Although there has been a long-term improvement in the country’s air quality thanks to decades of work to reduce emissions, it has been partly offset by warmer and drier conditions caused by climate change. climate, the lung association said.
Wildfires, exacerbated in part by climate change, have been responsible for a sharp increase in particulate pollution spikes in several western US states.

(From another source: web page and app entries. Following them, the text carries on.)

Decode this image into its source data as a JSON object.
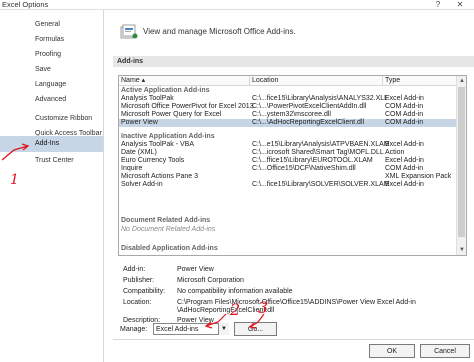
{
  "window": {
    "title": "Excel Options",
    "help_glyph": "?",
    "close_glyph": "✕"
  },
  "sidebar": {
    "items": [
      {
        "label": "General"
      },
      {
        "label": "Formulas"
      },
      {
        "label": "Proofing"
      },
      {
        "label": "Save"
      },
      {
        "label": "Language"
      },
      {
        "label": "Advanced"
      },
      {
        "label": "Customize Ribbon"
      },
      {
        "label": "Quick Access Toolbar"
      },
      {
        "label": "Add-Ins",
        "active": true
      },
      {
        "label": "Trust Center"
      }
    ]
  },
  "header": {
    "text": "View and manage Microsoft Office Add-ins."
  },
  "section": {
    "title": "Add-ins"
  },
  "list": {
    "columns": {
      "name": "Name ▴",
      "location": "Location",
      "type": "Type"
    },
    "groups": [
      {
        "title": "Active Application Add-ins",
        "rows": [
          {
            "name": "Analysis ToolPak",
            "location": "C:\\...fice15\\Library\\Analysis\\ANALYS32.XLL",
            "type": "Excel Add-in"
          },
          {
            "name": "Microsoft Office PowerPivot for Excel 2013",
            "location": "C:\\...\\PowerPivotExcelClientAddIn.dll",
            "type": "COM Add-in"
          },
          {
            "name": "Microsoft Power Query for Excel",
            "location": "C:\\...ystem32\\mscoree.dll",
            "type": "COM Add-in"
          },
          {
            "name": "Power View",
            "location": "C:\\...\\AdHocReportingExcelClient.dll",
            "type": "COM Add-in",
            "selected": true
          }
        ]
      },
      {
        "title": "Inactive Application Add-ins",
        "rows": [
          {
            "name": "Analysis ToolPak - VBA",
            "location": "C:\\...e15\\Library\\Analysis\\ATPVBAEN.XLAM",
            "type": "Excel Add-in"
          },
          {
            "name": "Date (XML)",
            "location": "C:\\...icrosoft Shared\\Smart Tag\\MOFL.DLL",
            "type": "Action"
          },
          {
            "name": "Euro Currency Tools",
            "location": "C:\\...ffice15\\Library\\EUROTOOL.XLAM",
            "type": "Excel Add-in"
          },
          {
            "name": "Inquire",
            "location": "C:\\...Office15\\DCF\\NativeShim.dll",
            "type": "COM Add-in"
          },
          {
            "name": "Microsoft Actions Pane 3",
            "location": "",
            "type": "XML Expansion Pack"
          },
          {
            "name": "Solver Add-in",
            "location": "C:\\...fice15\\Library\\SOLVER\\SOLVER.XLAM",
            "type": "Excel Add-in"
          }
        ]
      },
      {
        "title": "Document Related Add-ins",
        "empty": "No Document Related Add-ins",
        "rows": []
      },
      {
        "title": "Disabled Application Add-ins",
        "rows": []
      }
    ]
  },
  "details": {
    "addin": {
      "label": "Add-in:",
      "value": "Power View"
    },
    "publisher": {
      "label": "Publisher:",
      "value": "Microsoft Corporation"
    },
    "compat": {
      "label": "Compatibility:",
      "value": "No compatibility information available"
    },
    "location": {
      "label": "Location:",
      "value1": "C:\\Program Files\\Microsoft Office\\Office15\\ADDINS\\Power View Excel Add-in",
      "value2": "\\AdHocReportingExcelClient.dll"
    },
    "description": {
      "label": "Description:",
      "value": "Power View"
    }
  },
  "manage": {
    "label": "Manage:",
    "selected": "Excel Add-ins",
    "go_label": "Go..."
  },
  "footer": {
    "ok": "OK",
    "cancel": "Cancel"
  },
  "annotations": {
    "one": "1",
    "two": "2",
    "three": "3"
  },
  "colors": {
    "annotation": "#e0141e",
    "selection": "#c7d6e6"
  }
}
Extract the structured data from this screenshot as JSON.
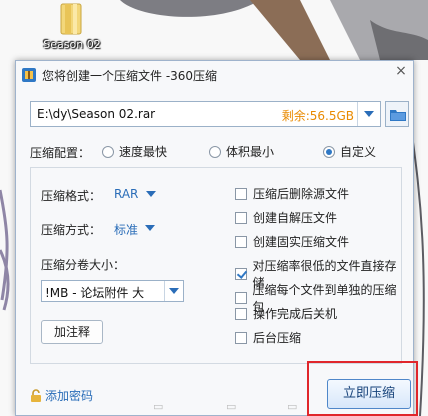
{
  "desktop": {
    "folder_label": "Season 02"
  },
  "dialog": {
    "title": "您将创建一个压缩文件 -360压缩",
    "close_symbol": "×",
    "path": {
      "value": "E:\\dy\\Season 02.rar",
      "free_space": "剩余:56.5GB"
    },
    "config": {
      "label": "压缩配置：",
      "options": [
        "速度最快",
        "体积最小",
        "自定义"
      ],
      "selected": "自定义"
    },
    "format": {
      "label": "压缩格式：",
      "value": "RAR"
    },
    "method": {
      "label": "压缩方式：",
      "value": "标准"
    },
    "split": {
      "label": "压缩分卷大小：",
      "value": "!MB    - 论坛附件 大"
    },
    "note_button": "加注释",
    "checkboxes": [
      {
        "label": "压缩后删除源文件",
        "checked": false
      },
      {
        "label": "创建自解压文件",
        "checked": false
      },
      {
        "label": "创建固实压缩文件",
        "checked": false
      },
      {
        "label": "对压缩率很低的文件直接存储",
        "checked": true
      },
      {
        "label": "压缩每个文件到单独的压缩包",
        "checked": false
      },
      {
        "label": "操作完成后关机",
        "checked": false
      },
      {
        "label": "后台压缩",
        "checked": false
      }
    ],
    "add_password": "添加密码",
    "compress_button": "立即压缩"
  },
  "colors": {
    "accent": "#2a6db8",
    "free_space": "#e98a00",
    "highlight_frame": "#e0262b"
  }
}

Overall, the report finds that 2.1 million more Americans live in counties with unhealthy air than last year’s report, and exposure to deadly soot has worsened.
“Additionally, communities of color are disproportionately exposed to unhealthy air,” Wimmer said. “The report found that people of color were 61% more likely than white people to live in a county with a failing grade for at least one pollutant.”
Western cities, primarily in California, again dominated the list of most polluted metropolitan areas: the most polluted US city was Los Angeles, and cities with the worst soot pollution included Bakersfield (for year-round particulates) and Fresno (for short-term pollution). particulate pollution.)
What is the solution to improve air quality?
“We seriously need to stop burning fossil fuels,” Billings said, adding that climate change remains the most serious threat to the nation’s air quality.